Buying a local SIM card is a great way to avoid high roaming fees. Prepaid SIM cards are widely available at kiosks nearby any of our school’s locations.
In order to allow boats to pass from the Volga region to Moscow, all bridges over the river are raised from 1:30 a.m. to 5:00 a.m. from the beginning of May until the middle of November.
We recommend avoiding walking alone at night and calling a taxi instead.
Yes. However, in Russia police officers are not guaranteed to speak English or another language besides Russian. In Latvia, on the other hand, officers can speak at least three languages including Latvian, Russian, and English.

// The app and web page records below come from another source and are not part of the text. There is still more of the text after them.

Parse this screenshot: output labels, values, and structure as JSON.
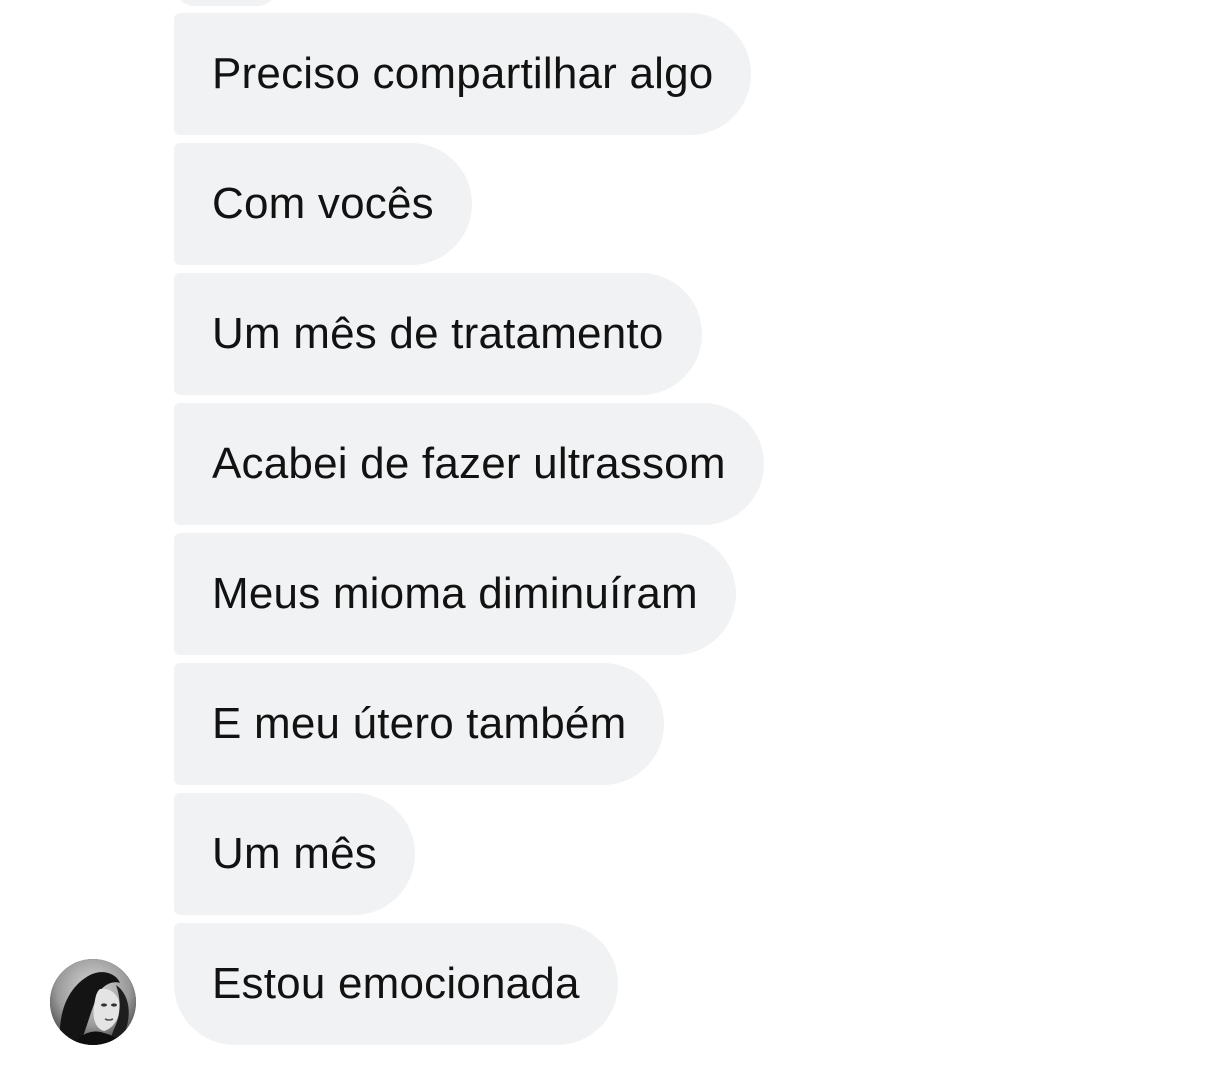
{
  "conversation": {
    "messages": [
      {
        "text": "Preciso compartilhar algo"
      },
      {
        "text": "Com vocês"
      },
      {
        "text": "Um mês de tratamento"
      },
      {
        "text": "Acabei de fazer ultrassom"
      },
      {
        "text": "Meus mioma diminuíram"
      },
      {
        "text": "E meu útero também"
      },
      {
        "text": "Um mês"
      },
      {
        "text": "Estou emocionada"
      }
    ]
  },
  "colors": {
    "bubble_background": "#f1f2f4",
    "text": "#121212",
    "background": "#ffffff"
  },
  "icons": {
    "sender_avatar": "profile-photo"
  }
}
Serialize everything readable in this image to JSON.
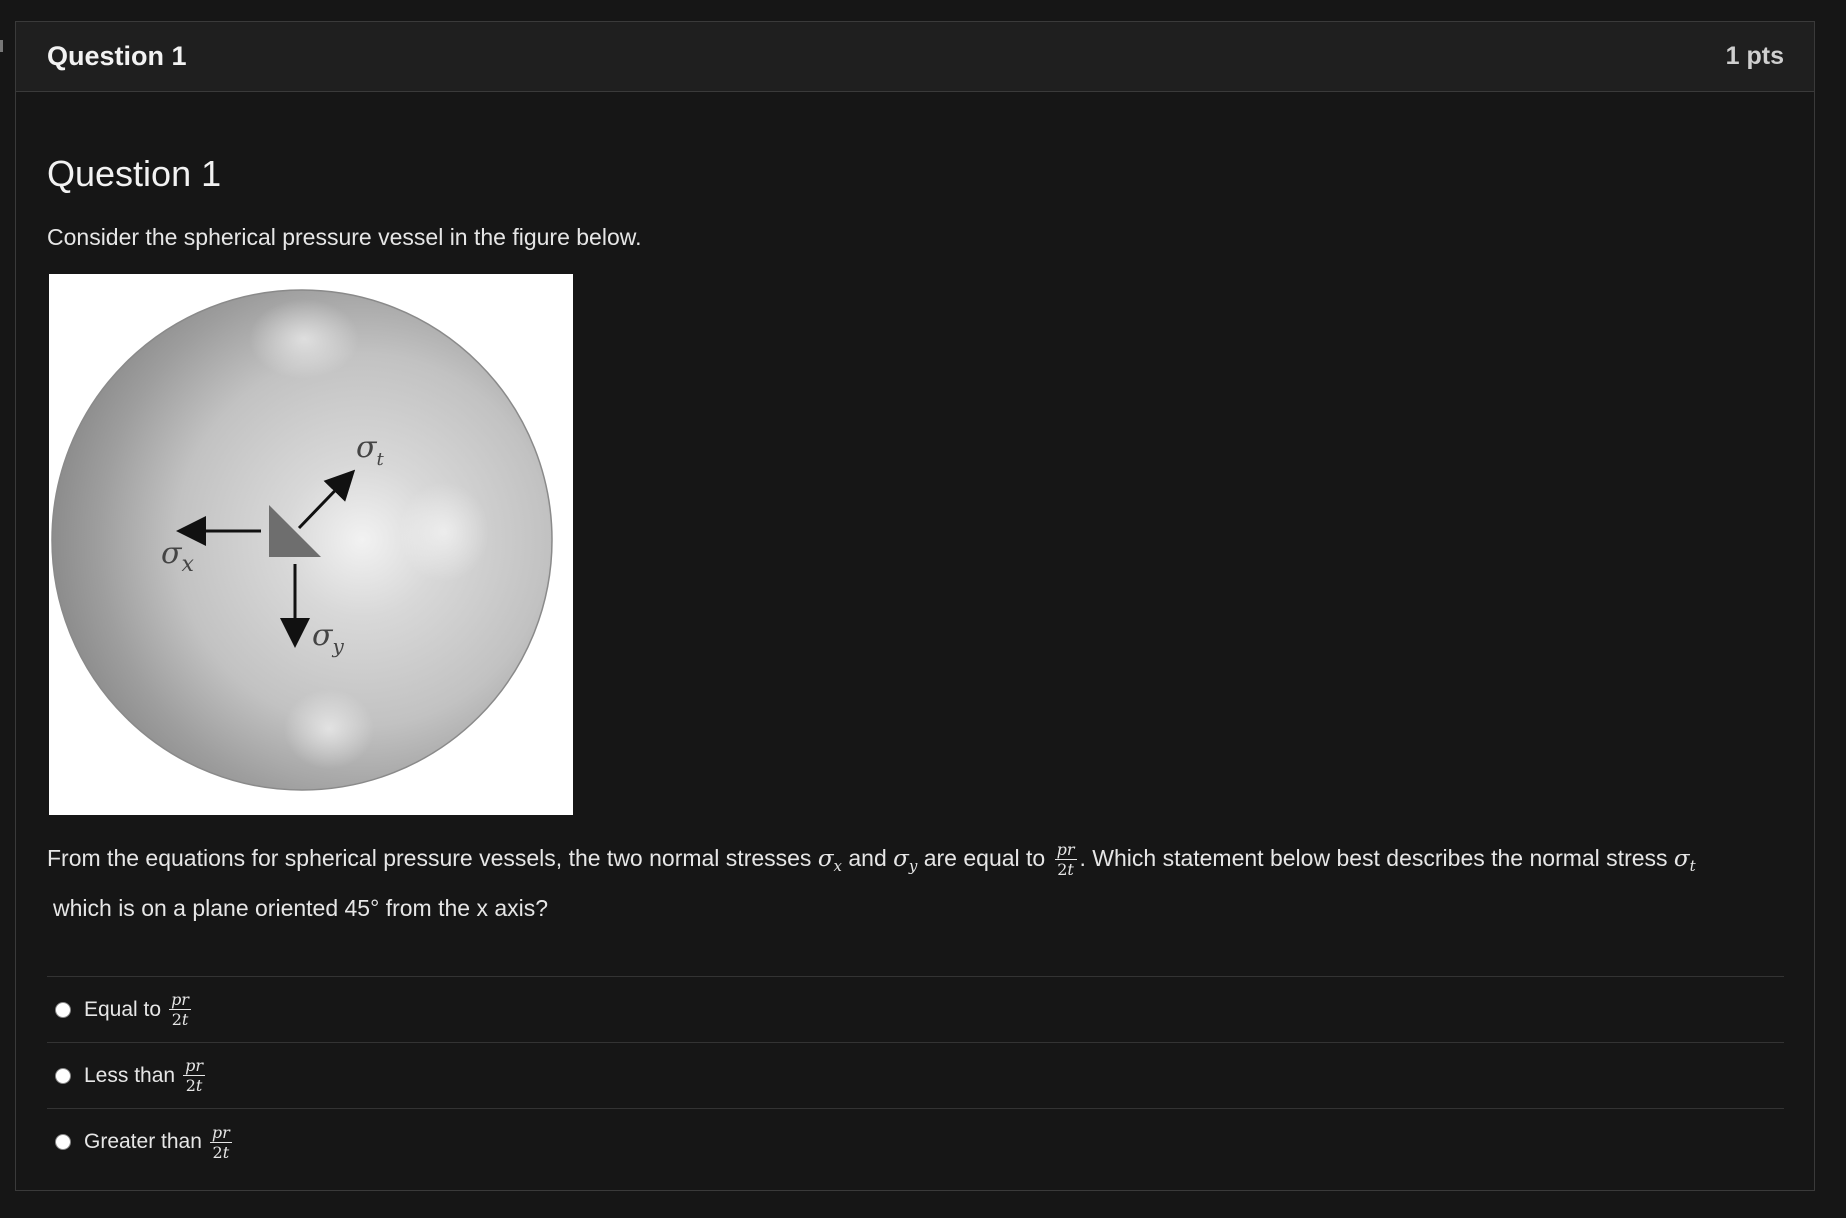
{
  "header": {
    "question_title": "Question 1",
    "points": "1 pts"
  },
  "body": {
    "heading": "Question 1",
    "intro": "Consider the spherical pressure vessel in the figure below.",
    "figure": {
      "labels": {
        "sigma_t": "σ",
        "sigma_t_sub": "t",
        "sigma_x": "σ",
        "sigma_x_sub": "x",
        "sigma_y": "σ",
        "sigma_y_sub": "y"
      }
    },
    "statement": {
      "part1": "From the equations for spherical pressure vessels, the two normal stresses ",
      "sx_symbol": "σ",
      "sx_sub": "x",
      "part2": " and ",
      "sy_symbol": "σ",
      "sy_sub": "y",
      "part3": " are equal to ",
      "frac_num": "pr",
      "frac_den_num": "2",
      "frac_den_var": "t",
      "part4": ". Which statement below best describes the normal stress ",
      "st_symbol": "σ",
      "st_sub": "t",
      "line2": "which is on a plane oriented 45° from the x axis?"
    },
    "answers": [
      {
        "label": "Equal to",
        "frac_num": "pr",
        "frac_den_num": "2",
        "frac_den_var": "t"
      },
      {
        "label": "Less than",
        "frac_num": "pr",
        "frac_den_num": "2",
        "frac_den_var": "t"
      },
      {
        "label": "Greater than",
        "frac_num": "pr",
        "frac_den_num": "2",
        "frac_den_var": "t"
      }
    ]
  },
  "colors": {
    "page_background": "#161616",
    "header_background": "#1f1f1f",
    "border": "#3a3a3a",
    "text": "#e6e6e6"
  }
}
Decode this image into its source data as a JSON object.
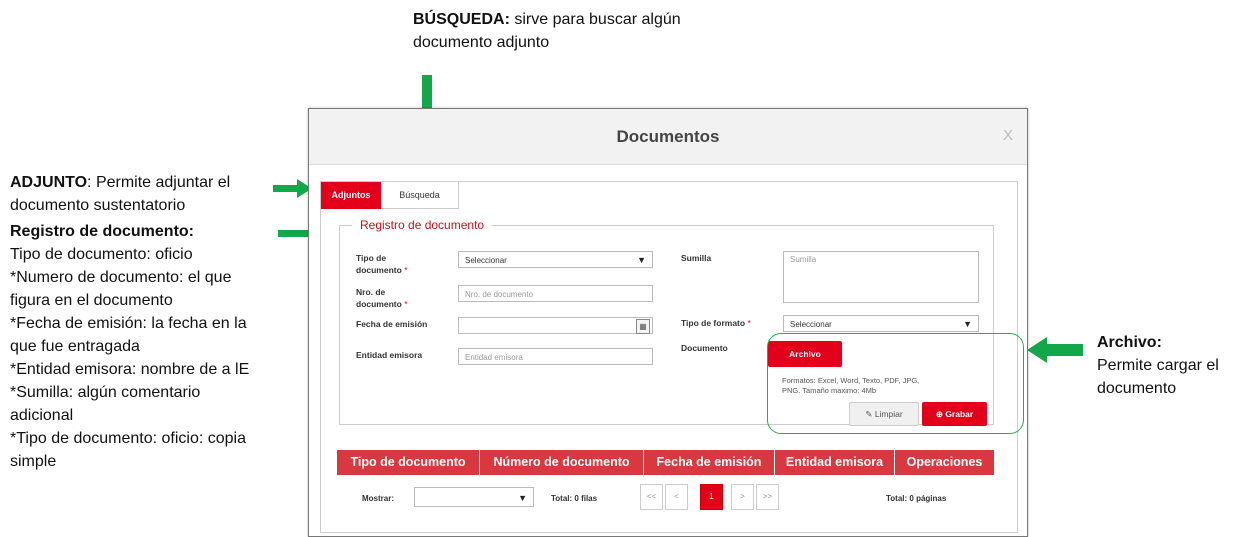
{
  "annotations": {
    "busqueda": {
      "title": "BÚSQUEDA:",
      "line1": " sirve para buscar algún",
      "line2": "documento adjunto"
    },
    "adjunto": {
      "title": "ADJUNTO",
      "line1": ": Permite adjuntar el",
      "line2": "documento sustentatorio"
    },
    "registro": {
      "title": "Registro de documento:",
      "lines": [
        "Tipo de documento: oficio",
        "*Numero de documento: el  que",
        "figura en el documento",
        "*Fecha de emisión: la fecha en la",
        "que fue entragada",
        "*Entidad emisora: nombre de a lE",
        "*Sumilla: algún comentario",
        "adicional",
        "*Tipo de documento: oficio: copia",
        "simple"
      ]
    },
    "archivo": {
      "title": "Archivo:",
      "line1": "Permite cargar el",
      "line2": "documento"
    }
  },
  "modal": {
    "title": "Documentos",
    "close": "X",
    "tabs": [
      "Adjuntos",
      "Búsqueda"
    ],
    "legend": "Registro de documento",
    "form": {
      "tipo_documento_label_1": "Tipo de",
      "tipo_documento_label_2": "documento",
      "tipo_documento_value": "Seleccionar",
      "nro_documento_label_1": "Nro. de",
      "nro_documento_label_2": "documento",
      "nro_documento_placeholder": "Nro. de documento",
      "fecha_emision_label": "Fecha de emisión",
      "entidad_emisora_label": "Entidad emisora",
      "entidad_emisora_placeholder": "Entidad emisora",
      "sumilla_label": "Sumilla",
      "sumilla_placeholder": "Sumilla",
      "tipo_formato_label": "Tipo de formato",
      "tipo_formato_value": "Seleccionar",
      "documento_label": "Documento",
      "required_mark": "*",
      "archivo_button": "Archivo",
      "formats_line1": "Formatos: Excel, Word, Texto, PDF, JPG,",
      "formats_line2": "PNG. Tamaño maximo: 4Mb",
      "limpiar_button": "Limpiar",
      "grabar_button": "Grabar"
    },
    "table": {
      "columns": [
        "Tipo de documento",
        "Número de documento",
        "Fecha de emisión",
        "Entidad emisora",
        "Operaciones"
      ]
    },
    "pager": {
      "mostrar_label": "Mostrar:",
      "total_filas": "Total: 0 filas",
      "buttons": [
        "<<",
        "<",
        "1",
        ">",
        ">>"
      ],
      "total_paginas": "Total: 0 páginas"
    }
  },
  "colors": {
    "accent_red": "#e3001b",
    "header_red": "#d9393e",
    "arrow_green": "#12a84a"
  }
}
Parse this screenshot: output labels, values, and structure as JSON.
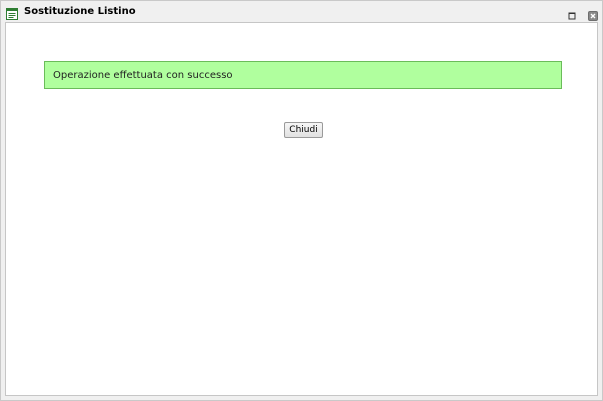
{
  "window": {
    "title": "Sostituzione Listino",
    "icon": "list-window-icon",
    "controls": [
      "maximize-icon",
      "close-icon"
    ]
  },
  "message": {
    "text": "Operazione effettuata con successo",
    "type": "success",
    "background": "#b0ff9e",
    "border": "#6abc5a"
  },
  "actions": {
    "close_label": "Chiudi"
  }
}
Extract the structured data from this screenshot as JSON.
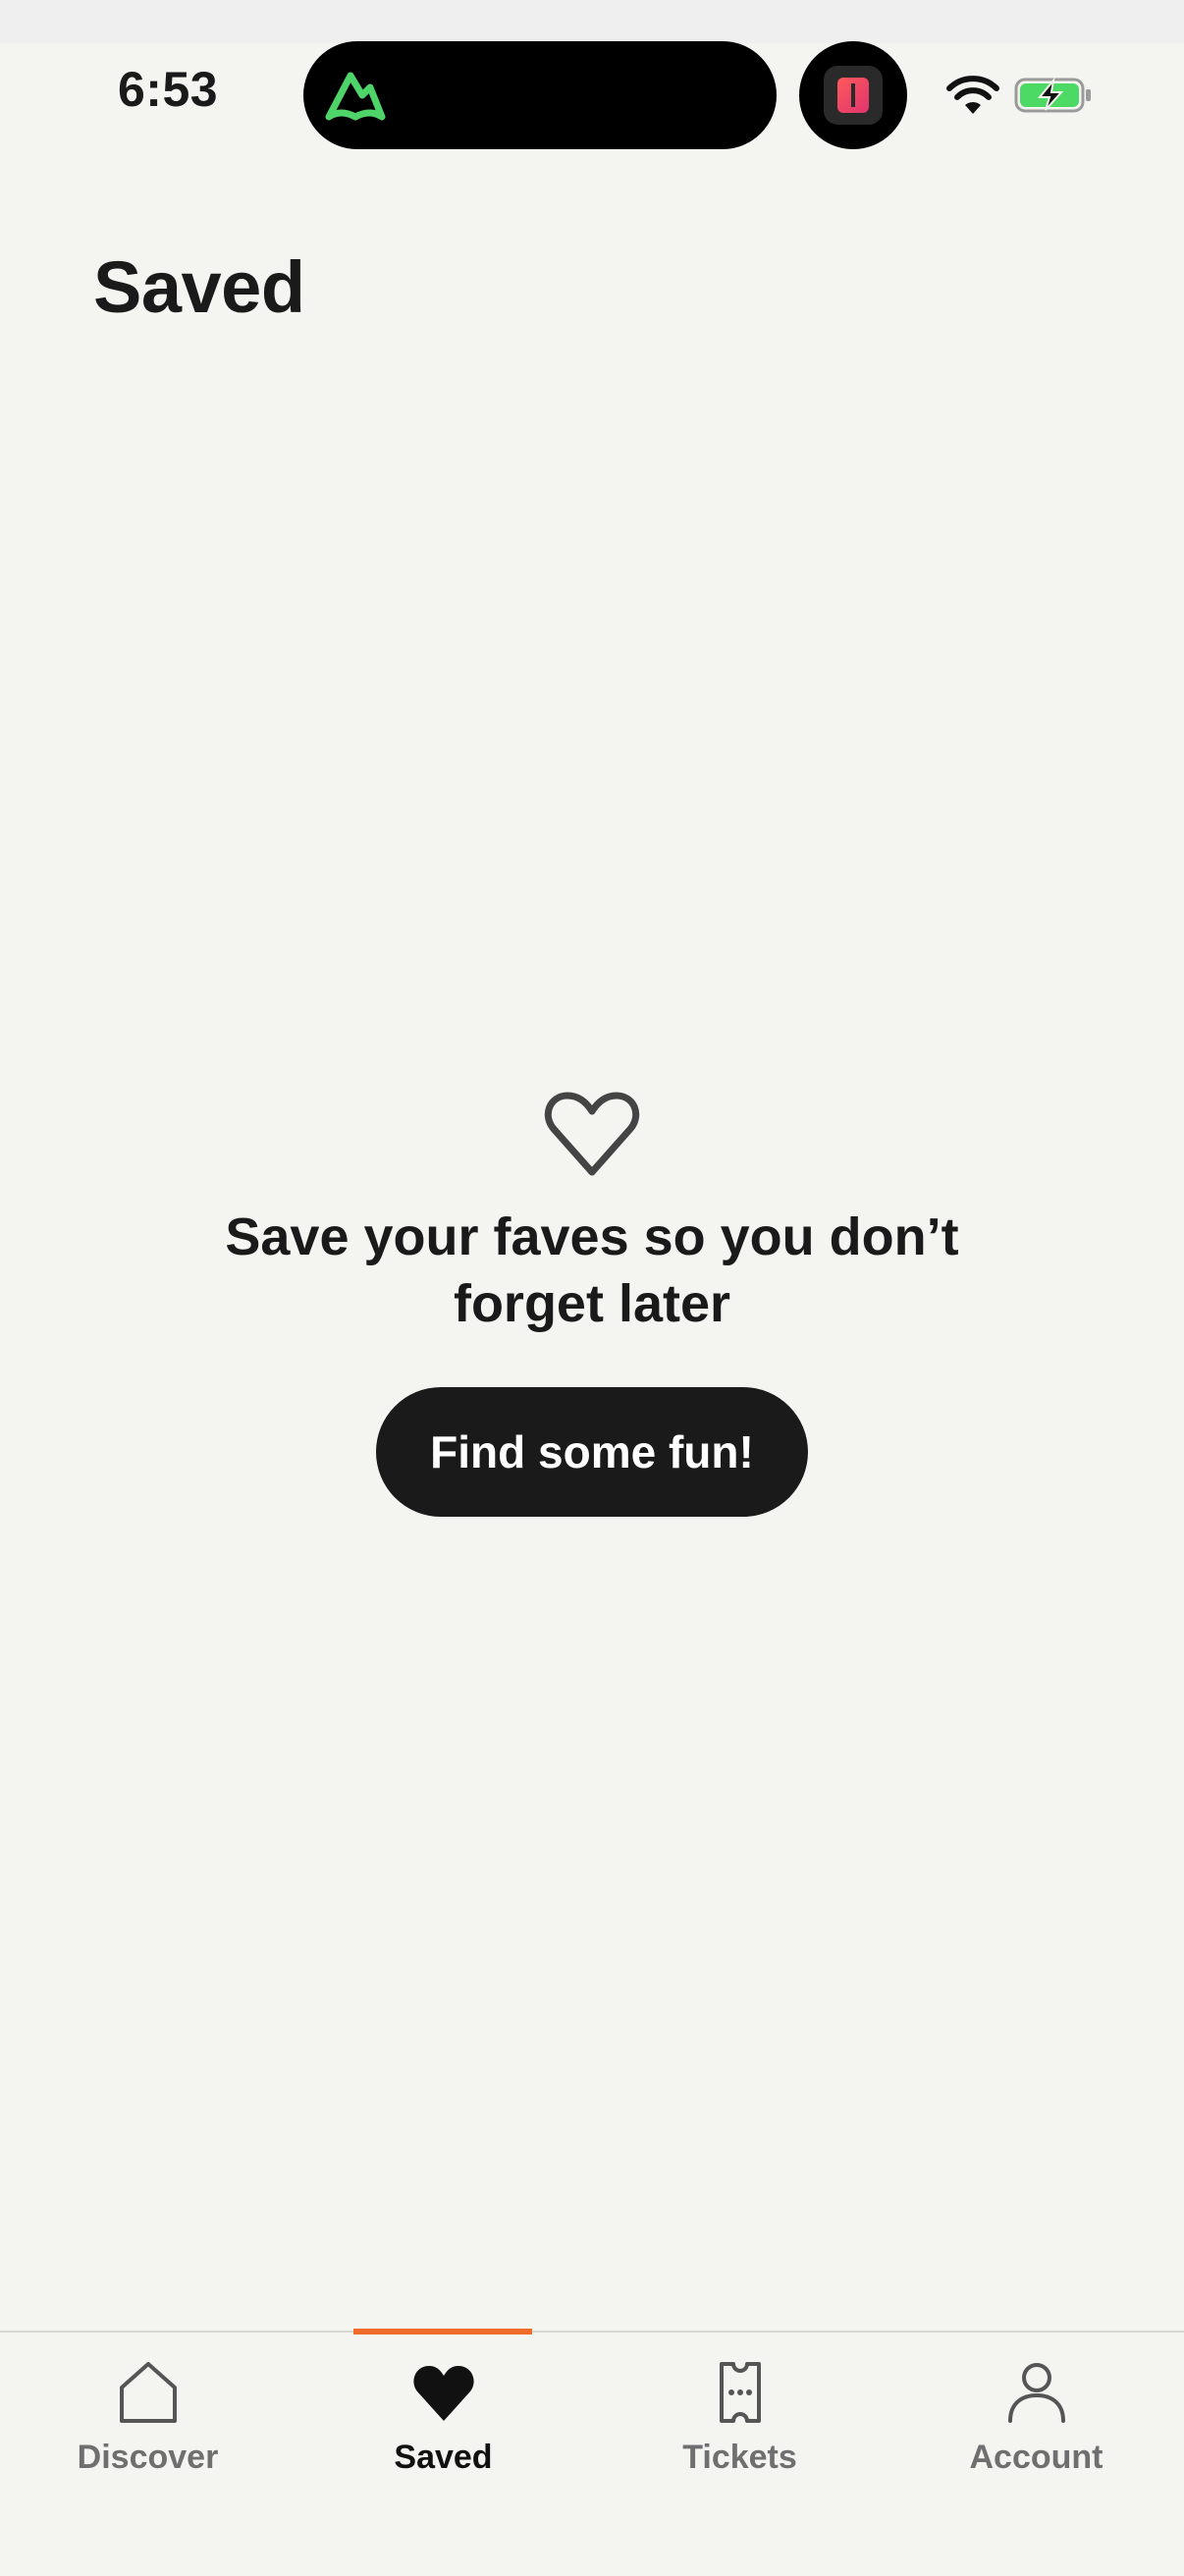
{
  "status_bar": {
    "time": "6:53"
  },
  "header": {
    "title": "Saved"
  },
  "empty_state": {
    "message": "Save your faves so you don’t forget later",
    "cta_label": "Find some fun!"
  },
  "tab_bar": {
    "tabs": [
      {
        "label": "Discover",
        "icon": "home-icon",
        "active": false
      },
      {
        "label": "Saved",
        "icon": "heart-icon",
        "active": true
      },
      {
        "label": "Tickets",
        "icon": "ticket-icon",
        "active": false
      },
      {
        "label": "Account",
        "icon": "person-icon",
        "active": false
      }
    ],
    "active_indicator_color": "#f06a2a"
  },
  "colors": {
    "background": "#f4f4f0",
    "text": "#1a1a1a",
    "button": "#1a1a1a",
    "accent": "#f06a2a",
    "inactive_tab": "#6f6f6f"
  }
}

As long as you do not mix vodka with other alcoholic drinks, you should be able to avoid a nasty hangover! Also, never drink beer after vodka.
To book a volunteering placement with Russian language training through Liden & Denz, the placement fee is 250 Euros. If you are booking a group course, it must be a minimum of four weeks, and if it is a one-on-one, it must be at least two weeks.
If you are not booking a language course, the placement fee is 500 Euros.
We do not charge a fee for in-house internship placements at Liden & Denz.
For legal reasons, any work experience assignments in Russia are unpaid. You are responsible for covering your own accommodation and insurance costs.
Liden & Denz offers affordable rooms in shared flats with other Liden & Denz students. However, if you are participating in a work placement, you are not obligated to book your accommodation with us.
In order to qualify for a placement, you must speak a sufficient level of Russian. Upon arriving in Russia or Latvia, you must speak Russian at least at an A2 level. Language requirements will vary depending on the host company.
While it will vary depending on the host company, most placements last between one and three months.
You must be a minimum of 21 years old to complete an internship and 18 to volunteer, but no older than 30 years old. However, host organisations may have a different age requirement.
Once the placement has been made based on the requirements and profile of the student and host organization, the student cannot change their programme or placement.